BEGIN Provided records

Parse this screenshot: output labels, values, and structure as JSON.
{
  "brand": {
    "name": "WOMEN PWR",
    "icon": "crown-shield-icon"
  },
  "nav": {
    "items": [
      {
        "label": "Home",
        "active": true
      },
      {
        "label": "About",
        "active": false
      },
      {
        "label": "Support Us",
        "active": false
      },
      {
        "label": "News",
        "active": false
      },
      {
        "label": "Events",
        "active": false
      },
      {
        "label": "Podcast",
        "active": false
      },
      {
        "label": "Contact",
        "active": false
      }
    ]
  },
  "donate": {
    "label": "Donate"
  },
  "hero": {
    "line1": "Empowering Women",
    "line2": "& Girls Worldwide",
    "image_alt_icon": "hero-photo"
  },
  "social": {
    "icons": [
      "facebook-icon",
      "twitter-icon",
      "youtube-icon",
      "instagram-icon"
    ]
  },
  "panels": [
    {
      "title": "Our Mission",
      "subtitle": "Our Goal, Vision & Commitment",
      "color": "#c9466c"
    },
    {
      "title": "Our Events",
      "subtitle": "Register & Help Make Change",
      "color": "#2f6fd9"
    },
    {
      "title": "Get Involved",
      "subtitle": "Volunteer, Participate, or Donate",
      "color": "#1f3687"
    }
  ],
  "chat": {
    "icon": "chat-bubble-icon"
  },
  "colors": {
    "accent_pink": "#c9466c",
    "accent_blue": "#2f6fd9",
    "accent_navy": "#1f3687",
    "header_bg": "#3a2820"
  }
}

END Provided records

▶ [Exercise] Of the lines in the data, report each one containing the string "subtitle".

▶ [Reply to the exercise]
      "subtitle": "Our Goal, Vision & Commitment",
      "subtitle": "Register & Help Make Change",
      "subtitle": "Volunteer, Participate, or Donate",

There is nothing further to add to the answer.